But now I am six,
I’m as clever as clever.
So I think I’ll be six
now and forever.
(from “Now We Are Six” by A. A. Milne)
An update on Norah:
* She has incredible self-discipline. I’ve mentioned this trait before but wow. At the Christmas parade, she gathered only the candy she felt appropriate. Leaving pieces on the ground all around her as other kids eyed them. While Cedar gobbled up as much as I allowed and then cried “CANDY!” all the way home, Norah admitted she had not eaten any because she hadn’t had dinner yet. After dinner she ate a single peppermint. One of many examples. It truly is extraordinary.
* Her favorite food is brussel sprouts. Don’t look at me. I hate brussel sprouts and following a vicious brussel sprout incident from my childhood, I vowed never to feed the evil things to my kids. Her other favorite foods are raw turnips, green peas, and roasted okra. But I cannot get her to drink much of anything besides hot chocolate.
* She is smart. In that sharp, scary way. She has a no fluff learning style and prefers math, handwriting, and science to reading and history. While I like to try out different methods and change my mind about everything, Norah wants all things to stay the same. Forever.
* She loves snuggles. Cartoons. Unlined paper. Journey (yes, the band). Playing her tin whistle. Classical Music. Pretending to be “mama” to her stuffed animals. Her nature table. Science lab. Anatomy. My iPad (especially the camera feature).
* She adores art and has some nice pieces from museum classes. She despises crafts at home. I have learned that we cannot do crafts together. Usually one or both of us end up crying.
* She wants to be an architect when she grows up. And she is already an inventor. She plans to open a business inventing things. For those of you who didn’t see my facebook post, she plans to invent holograms so that Daddy and Papa won’t need to work. The hologram will stand in. When asked why Mommy didn’t get a hologram, she responded, “Mommy doesn’t work.” She is designing a baby brother which she expects to animate using a placenta (presumably to be filched from one of my clients).
* She makes friends easily and is gracious with smaller kids.
The Questions (a sample of questions she asked in the last few days)
* Why do Buddhist monks like orange so much?
* What part of our body did God make first?
* Why don’t carrots have seeds?
* Do Buddhist monks like carrots?
* How are babies made?
* Who wrote Korobushka? (yeah, I had to look it up, too)
* Do we thank the farmer or God for this potato?
* Can we go to Cambodia for my birthday?
* Why is the sky different colors of blue right now?
* What is the difference between karate and kung fu?
* What do tadpoles eat?
* Where would I go if I were very small and got flushed down the toilet?
* Is Papa really doing magic when he drives with no hands?

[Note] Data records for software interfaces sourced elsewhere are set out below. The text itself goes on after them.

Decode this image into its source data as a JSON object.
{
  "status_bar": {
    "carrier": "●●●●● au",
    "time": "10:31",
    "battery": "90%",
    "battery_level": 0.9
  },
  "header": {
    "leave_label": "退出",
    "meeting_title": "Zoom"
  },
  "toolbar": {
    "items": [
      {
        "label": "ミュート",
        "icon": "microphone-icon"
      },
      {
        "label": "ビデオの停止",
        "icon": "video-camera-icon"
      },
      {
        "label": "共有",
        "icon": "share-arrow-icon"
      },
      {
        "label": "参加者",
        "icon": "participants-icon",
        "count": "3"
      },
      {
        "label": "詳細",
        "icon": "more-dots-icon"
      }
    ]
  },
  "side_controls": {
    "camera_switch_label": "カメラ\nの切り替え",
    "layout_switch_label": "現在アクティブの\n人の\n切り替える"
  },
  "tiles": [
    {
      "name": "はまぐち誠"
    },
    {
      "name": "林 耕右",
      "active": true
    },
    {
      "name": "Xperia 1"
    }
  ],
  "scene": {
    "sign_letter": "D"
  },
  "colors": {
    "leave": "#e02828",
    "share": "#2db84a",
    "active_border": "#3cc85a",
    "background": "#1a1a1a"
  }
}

* Homeschool is harder than I expected. More from personality. Mostly mine. It has revealed selfishness and impatience. Ugly stuff. Also, there is tension between being comfortable with letting her play most of the day and fearing that if I change my mind and send her to public school, she’ll be behind. Because she plays most of the day. I think play is where most learning occurs at this age. Public school disagrees. I don’t have a crystal ball. Tension.
* Norah has a phenomenal memory for details. I don’t. She can remember what kind of car someone drives, what color pants someone wore (turquoise or cerulean), etc. I’m much more into narrative and feelings. Because I don’t remember as she does, she thinks she is smarter than me. And has said so. This issue adds to challenge number 1.
* And she is cautious. Afraid to be alone. Often helpless (perceived or real). Complains of odd and specific ailments–“my elbow feels like my nose when it is about to sneeze.”
However, she is not cautious about science! She has studied a sheep’s heart, given a pygmy hedgehog a bath, built a catapult, and touched all manner of slithery things this year.